“One day at a time building on the day before and the one before that and so on.

“As we walked we made a good friend called Mihai Tatar from Romania and had many a good conversation and laugh but the one comment he made seemed to sum up our Camino perfectly and succicntly: “It’s not the destination, it’s the journey.”

“In hindsight this makes even more sense now, and what a journey it has been.

“The very first evening in Spain we had a backpack stolen as we slept on the beach in San Sabestian.

“Suffice to say I wasn’t very happy and the trip nearly finished before it had started. Luckily, any valuable goods, money, passport, was safe.

“Daniel helped me see sense; it was only clothes, what did it matter? I could share his clothes, his toiletries and the load of the rucksack we had left.

“This very first night made our trip, it set the tone in a very positive sense.

“We were there to walk. We had shoes, shorts, t-shirts, we were set.

“As we walked further on the trail and we talked to people and shared our story we kind of became infamous along the route.

“That and the fact we can both be quite gregarious and vibrant, a little too full of life sometimes you might say, but this seemed to be appreciated and our reputations on the trail preceded us; we were always received with a warm welcome, usually with the words “the crazy English guys” attached.

“There were days though when if it hadn’t been for the other, well I don’t know, but the support we showed each other I won’t forget.

“We seemed to know instinctively when to each take the lead when to push, when to rest, when to stop for cafe con leche, which was often.

“Every hardship felt on the way though washed away as we walked the last 15km into Santiago.

“It was a celebration for the two of us. We celebrated the achievement, the struggle, the beauty in the struggle and the elation.

“The sense of elation was something I have never felt before, not on that scale.

“Two men who met many years before in social care, dealt with an awful lot of life’s ups and downs and both just coming out from under a cloud and living in and enjoying the moment.

“Just writing about it now I’m beaming from ear to ear. Before I end I would just like to mention something both me and Daniel noted of the Spanish people; their way of life as we saw and experienced it.

“They seemed to have a really deep connection with each other and the community in general. On many a Spanish square of an evening you would see toddlers, teenagers, mums, dads, grandparents and couples all coming together to talk, enjoy each other’s company and just be, live and laugh.

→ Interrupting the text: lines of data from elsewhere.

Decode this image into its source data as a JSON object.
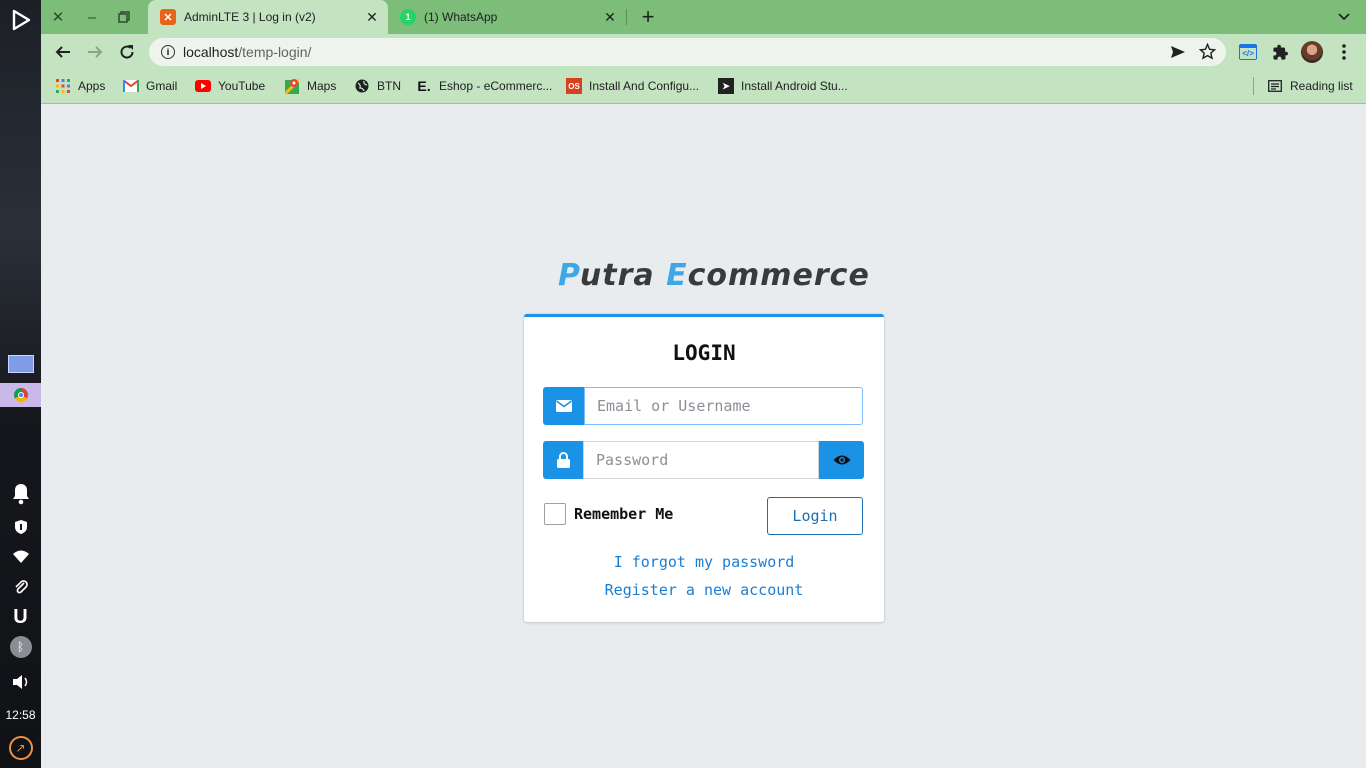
{
  "shelf": {
    "time": "12:58"
  },
  "browser": {
    "tabs": [
      {
        "title": "AdminLTE 3 | Log in (v2)",
        "active": true
      },
      {
        "title": "(1) WhatsApp",
        "active": false
      }
    ],
    "new_tab_label": "+",
    "url_host": "localhost",
    "url_path": "/temp-login/",
    "bookmarks": [
      {
        "label": "Apps",
        "icon": "apps-grid-icon"
      },
      {
        "label": "Gmail",
        "icon": "gmail-icon"
      },
      {
        "label": "YouTube",
        "icon": "youtube-icon"
      },
      {
        "label": "Maps",
        "icon": "maps-icon"
      },
      {
        "label": "BTN",
        "icon": "globe-icon"
      },
      {
        "label": "Eshop - eCommerc...",
        "icon": "eshop-icon"
      },
      {
        "label": "Install And Configu...",
        "icon": "os-icon"
      },
      {
        "label": "Install Android Stu...",
        "icon": "arrow-site-icon"
      }
    ],
    "reading_list": "Reading list"
  },
  "page": {
    "brand_first_cap": "P",
    "brand_first_rest": "utra ",
    "brand_second_cap": "E",
    "brand_second_rest": "commerce",
    "login_title": "LOGIN",
    "email_placeholder": "Email or Username",
    "password_placeholder": "Password",
    "remember_label": "Remember Me",
    "login_button": "Login",
    "forgot_link": "I forgot my password",
    "register_link": "Register a new account"
  },
  "colors": {
    "tab_strip": "#7dbd7a",
    "toolbar": "#c4e3c1",
    "accent": "#1a93e6"
  }
}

“We spoke to a German on the trip about this and it was summed up perfectly when they said “I LIKE IT LIKE THIS.” So do we...very much.

“We would recommend anyone to do this walk, fully, or just a part of it.”